— WORK REQUIRED —
Answer with one number only: the count of lines below that hold the word "field".

— RECORDS PROVIDED —
===============
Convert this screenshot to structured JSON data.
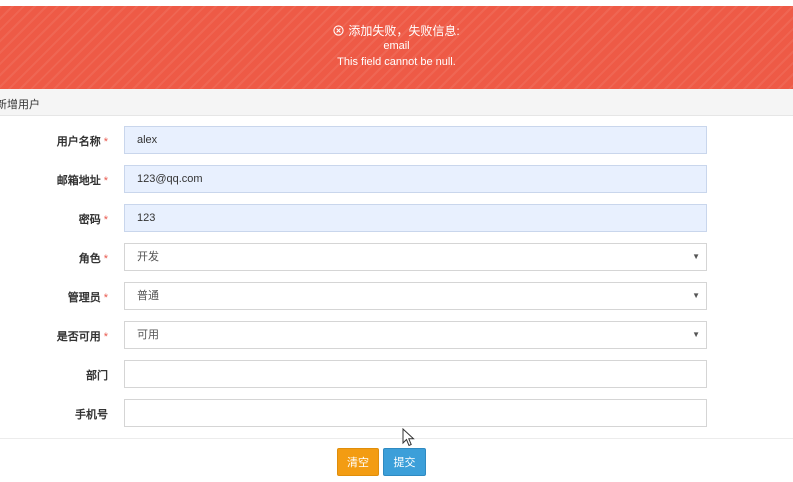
{
  "alert": {
    "message": "添加失败，失败信息:",
    "field": "email",
    "detail": "This field cannot be null.",
    "icon": "close-circle-icon"
  },
  "panel": {
    "title": "新增用户"
  },
  "form": {
    "username": {
      "label": "用户名称",
      "required": "*",
      "value": "alex"
    },
    "email": {
      "label": "邮箱地址",
      "required": "*",
      "value": "123@qq.com"
    },
    "password": {
      "label": "密码",
      "required": "*",
      "value": "123"
    },
    "role": {
      "label": "角色",
      "required": "*",
      "value": "开发"
    },
    "admin": {
      "label": "管理员",
      "required": "*",
      "value": "普通"
    },
    "enabled": {
      "label": "是否可用",
      "required": "*",
      "value": "可用"
    },
    "department": {
      "label": "部门",
      "value": ""
    },
    "phone": {
      "label": "手机号",
      "value": ""
    }
  },
  "buttons": {
    "clear": "清空",
    "submit": "提交"
  },
  "colors": {
    "alert_bg": "#ee5a46",
    "autofill_bg": "#e8f0fe",
    "required": "#e85a4f",
    "clear_btn": "#f39c12",
    "submit_btn": "#3c9fd9"
  }
}
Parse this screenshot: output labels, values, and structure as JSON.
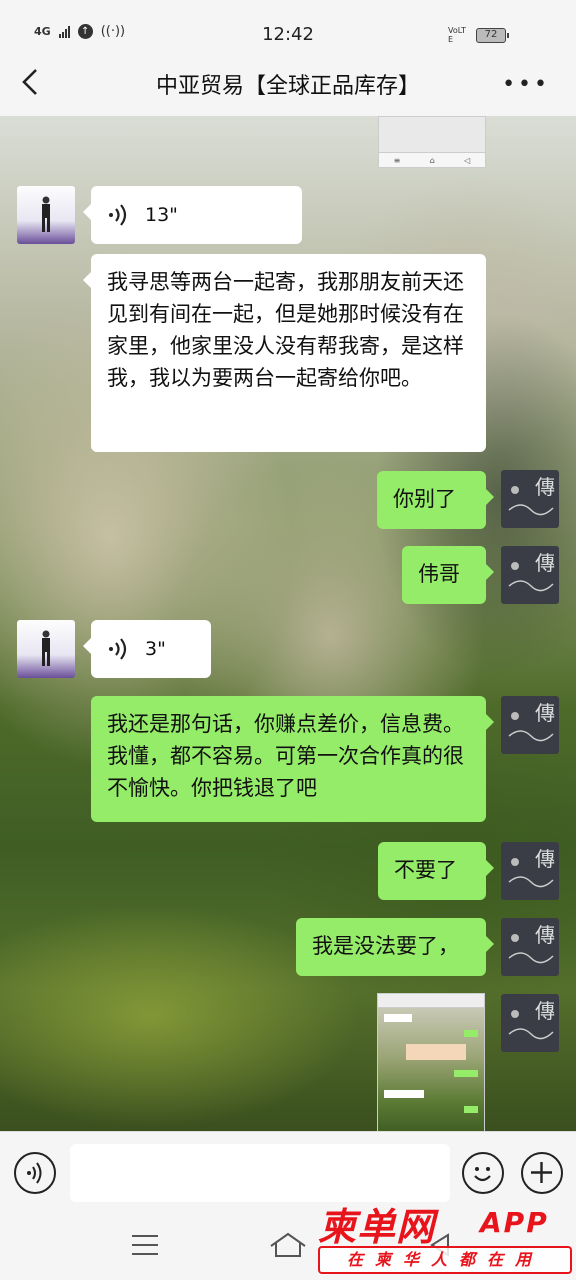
{
  "status_bar": {
    "network": "4G",
    "time": "12:42",
    "volte": "VoLTE",
    "battery": "72"
  },
  "nav": {
    "title": "中亚贸易【全球正品库存】"
  },
  "messages": [
    {
      "side": "left",
      "type": "voice",
      "duration": "13\""
    },
    {
      "side": "left",
      "type": "text",
      "text": "我寻思等两台一起寄，我那朋友前天还见到有间在一起，但是她那时候没有在家里，他家里没人没有帮我寄，是这样我，我以为要两台一起寄给你吧。"
    },
    {
      "side": "right",
      "type": "text",
      "text": "你别了"
    },
    {
      "side": "right",
      "type": "text",
      "text": "伟哥"
    },
    {
      "side": "left",
      "type": "voice",
      "duration": "3\""
    },
    {
      "side": "right",
      "type": "text",
      "text": "我还是那句话，你赚点差价，信息费。我懂，都不容易。可第一次合作真的很不愉快。你把钱退了吧"
    },
    {
      "side": "right",
      "type": "text",
      "text": "不要了"
    },
    {
      "side": "right",
      "type": "text",
      "text": "我是没法要了，"
    },
    {
      "side": "right",
      "type": "image",
      "text": "screenshot"
    }
  ],
  "input_bar": {
    "placeholder": ""
  },
  "watermark": {
    "title": "柬单网",
    "app": "APP",
    "slogan": "在柬华人都在用"
  },
  "icons": {
    "back": "chevron-left-icon",
    "more": "more-dots-icon",
    "voice": "voice-icon",
    "emoji": "emoji-icon",
    "plus": "plus-icon"
  }
}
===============
— REPLY TO THE TASK —
2